WHAT THE EXERCISE ASKS — Nothing in the entries may be altered; copy them in full.

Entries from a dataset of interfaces
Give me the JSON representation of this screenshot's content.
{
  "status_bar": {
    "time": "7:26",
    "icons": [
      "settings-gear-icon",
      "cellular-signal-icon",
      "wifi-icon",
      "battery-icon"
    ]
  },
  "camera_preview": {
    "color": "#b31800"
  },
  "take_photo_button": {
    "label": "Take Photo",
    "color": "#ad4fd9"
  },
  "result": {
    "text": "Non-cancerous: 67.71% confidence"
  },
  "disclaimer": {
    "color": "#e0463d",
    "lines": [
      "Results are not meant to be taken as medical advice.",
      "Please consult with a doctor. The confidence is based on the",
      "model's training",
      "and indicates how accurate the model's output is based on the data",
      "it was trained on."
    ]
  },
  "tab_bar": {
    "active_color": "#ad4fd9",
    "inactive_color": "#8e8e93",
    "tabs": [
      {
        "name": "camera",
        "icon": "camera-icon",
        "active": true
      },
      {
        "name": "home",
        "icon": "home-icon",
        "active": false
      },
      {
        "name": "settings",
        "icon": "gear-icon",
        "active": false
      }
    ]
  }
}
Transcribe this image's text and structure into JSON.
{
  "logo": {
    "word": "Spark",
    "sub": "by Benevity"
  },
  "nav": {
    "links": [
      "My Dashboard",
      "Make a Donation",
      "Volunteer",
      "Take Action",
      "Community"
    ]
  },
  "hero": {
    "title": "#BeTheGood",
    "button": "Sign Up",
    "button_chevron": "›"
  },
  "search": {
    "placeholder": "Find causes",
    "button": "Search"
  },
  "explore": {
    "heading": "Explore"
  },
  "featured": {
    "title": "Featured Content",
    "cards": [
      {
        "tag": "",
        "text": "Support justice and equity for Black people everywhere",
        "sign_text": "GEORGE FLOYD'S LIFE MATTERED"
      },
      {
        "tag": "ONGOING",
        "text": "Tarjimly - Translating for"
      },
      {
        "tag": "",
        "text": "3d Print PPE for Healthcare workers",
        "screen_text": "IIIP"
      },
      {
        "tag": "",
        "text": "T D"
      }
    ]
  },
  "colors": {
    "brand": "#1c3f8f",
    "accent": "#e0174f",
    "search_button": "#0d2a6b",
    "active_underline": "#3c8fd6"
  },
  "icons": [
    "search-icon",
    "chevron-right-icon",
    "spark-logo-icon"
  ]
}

YOUR RESPONSE —
Give me the JSON representation of this screenshot's content.
{
  "status_bar": {
    "time": "7:26",
    "icons": [
      "settings-gear-icon",
      "cellular-signal-icon",
      "wifi-icon",
      "battery-icon"
    ]
  },
  "camera_preview": {
    "color": "#b31800"
  },
  "take_photo_button": {
    "label": "Take Photo",
    "color": "#ad4fd9"
  },
  "result": {
    "text": "Non-cancerous: 67.71% confidence"
  },
  "disclaimer": {
    "color": "#e0463d",
    "lines": [
      "Results are not meant to be taken as medical advice.",
      "Please consult with a doctor. The confidence is based on the",
      "model's training",
      "and indicates how accurate the model's output is based on the data",
      "it was trained on."
    ]
  },
  "tab_bar": {
    "active_color": "#ad4fd9",
    "inactive_color": "#8e8e93",
    "tabs": [
      {
        "name": "camera",
        "icon": "camera-icon",
        "active": true
      },
      {
        "name": "home",
        "icon": "home-icon",
        "active": false
      },
      {
        "name": "settings",
        "icon": "gear-icon",
        "active": false
      }
    ]
  }
}
Transcribe this image's text and structure into JSON.
{
  "logo": {
    "word": "Spark",
    "sub": "by Benevity"
  },
  "nav": {
    "links": [
      "My Dashboard",
      "Make a Donation",
      "Volunteer",
      "Take Action",
      "Community"
    ]
  },
  "hero": {
    "title": "#BeTheGood",
    "button": "Sign Up",
    "button_chevron": "›"
  },
  "search": {
    "placeholder": "Find causes",
    "button": "Search"
  },
  "explore": {
    "heading": "Explore"
  },
  "featured": {
    "title": "Featured Content",
    "cards": [
      {
        "tag": "",
        "text": "Support justice and equity for Black people everywhere",
        "sign_text": "GEORGE FLOYD'S LIFE MATTERED"
      },
      {
        "tag": "ONGOING",
        "text": "Tarjimly - Translating for"
      },
      {
        "tag": "",
        "text": "3d Print PPE for Healthcare workers",
        "screen_text": "IIIP"
      },
      {
        "tag": "",
        "text": "T D"
      }
    ]
  },
  "colors": {
    "brand": "#1c3f8f",
    "accent": "#e0174f",
    "search_button": "#0d2a6b",
    "active_underline": "#3c8fd6"
  },
  "icons": [
    "search-icon",
    "chevron-right-icon",
    "spark-logo-icon"
  ]
}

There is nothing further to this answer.